Putting the behavior into animal movement modeling: improved activity budgets from use of ancillary tag information
Bestley, S and Jonsen, I and Harcourt, RG and Hindell, MA and Gales, NJ, Putting the behavior into animal movement modeling: improved activity budgets from use of ancillary tag information, Ecology and Evolution, 6, (22) pp. 8243-8255. ISSN 2045-7758 (2016) [Refereed Article]

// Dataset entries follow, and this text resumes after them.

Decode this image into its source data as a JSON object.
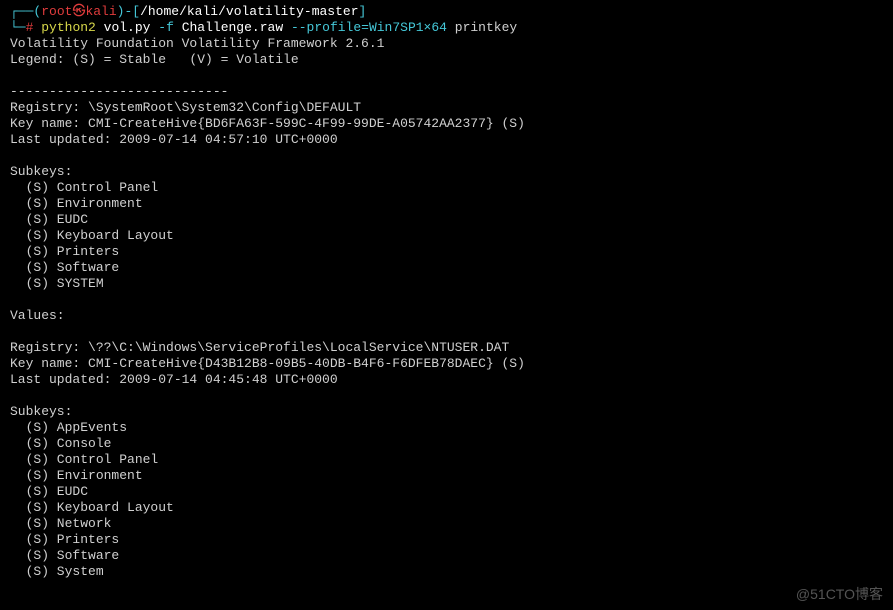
{
  "prompt": {
    "line1_open": "┌──(",
    "user": "root",
    "symbol": "㉿",
    "host": "kali",
    "line1_mid": ")-[",
    "cwd": "/home/kali/volatility-master",
    "line1_close": "]",
    "line2_open": "└─",
    "hash": "#",
    "cmd_interp": "python2",
    "cmd_script": "vol.py",
    "flag_f": "-f",
    "arg_file": "Challenge.raw",
    "profile_flag": "--profile=Win7SP1×64",
    "cmd_plugin": "printkey"
  },
  "output": {
    "banner": "Volatility Foundation Volatility Framework 2.6.1",
    "legend": "Legend: (S) = Stable   (V) = Volatile",
    "sep": "----------------------------",
    "reg1_line": "Registry: \\SystemRoot\\System32\\Config\\DEFAULT",
    "key1_line": "Key name: CMI-CreateHive{BD6FA63F-599C-4F99-99DE-A05742AA2377} (S)",
    "last1_line": "Last updated: 2009-07-14 04:57:10 UTC+0000",
    "subkeys_hdr": "Subkeys:",
    "subkeys1": [
      "  (S) Control Panel",
      "  (S) Environment",
      "  (S) EUDC",
      "  (S) Keyboard Layout",
      "  (S) Printers",
      "  (S) Software",
      "  (S) SYSTEM"
    ],
    "values_hdr": "Values:",
    "reg2_line": "Registry: \\??\\C:\\Windows\\ServiceProfiles\\LocalService\\NTUSER.DAT",
    "key2_line": "Key name: CMI-CreateHive{D43B12B8-09B5-40DB-B4F6-F6DFEB78DAEC} (S)",
    "last2_line": "Last updated: 2009-07-14 04:45:48 UTC+0000",
    "subkeys2": [
      "  (S) AppEvents",
      "  (S) Console",
      "  (S) Control Panel",
      "  (S) Environment",
      "  (S) EUDC",
      "  (S) Keyboard Layout",
      "  (S) Network",
      "  (S) Printers",
      "  (S) Software",
      "  (S) System"
    ]
  },
  "watermark": "@51CTO博客"
}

Animal movement research relies on biotelemetry, and telemetry-based locations are increasingly augmented with ancillary information. This presents an underutilized opportunity to enhance movement process models. Given tags designed to record specific behaviors, efforts are increasing to update movement models beyond reliance solely upon horizontal movement information to improve inference of space use and activity budgets. We present two state-space models adapted to incorporate ancillary data to inform three discrete movement states: directed, resident, and an activity state. These were developed for two case studies: (1) a "haulout" model for Weddell seals, and (2) an "activity" model for Antarctic fur seals which intersperse periods of diving activity and inactivity. The methodology is easily implementable with any ancillary data that can be expressed as a proportion (or binary) indicator. A comparison of the models augmented with ancillary information and unaugmented models confirmed that many behavioral states appeared mischaracterized in the latter. Important changes in subsequent activity budgets occurred. Haulout accounted for 0.17 of the overall Weddell seal time budget, with the estimated proportion of time spent in a resident state reduced from a posterior median of 0.69 (0.65–0.73; 95% HPDI) to 0.54 (0.50–0.58 HPDI). The drop was more dramatic in the Antarctic fur seal case, from 0.57 (0.52–0.63 HPDI) to 0.22 (0.20–0.25 HPDI), with 0.35 (0.31–0.39 HPDI) of time spent in the inactive (nondiving) state. These findings reinforce previously raised contentions about the drawbacks of behavioral states inferred solely from horizontal movements. Our findings have implications for assessing habitat requirements; estimating energetics and consumption; and management efforts such as mitigating fisheries interactions. Combining multiple sources of information within integrated frameworks should improve inference of relationships between movement decisions and fitness, the interplay between resource and habitat dependencies, and their changes at the population and landscape level.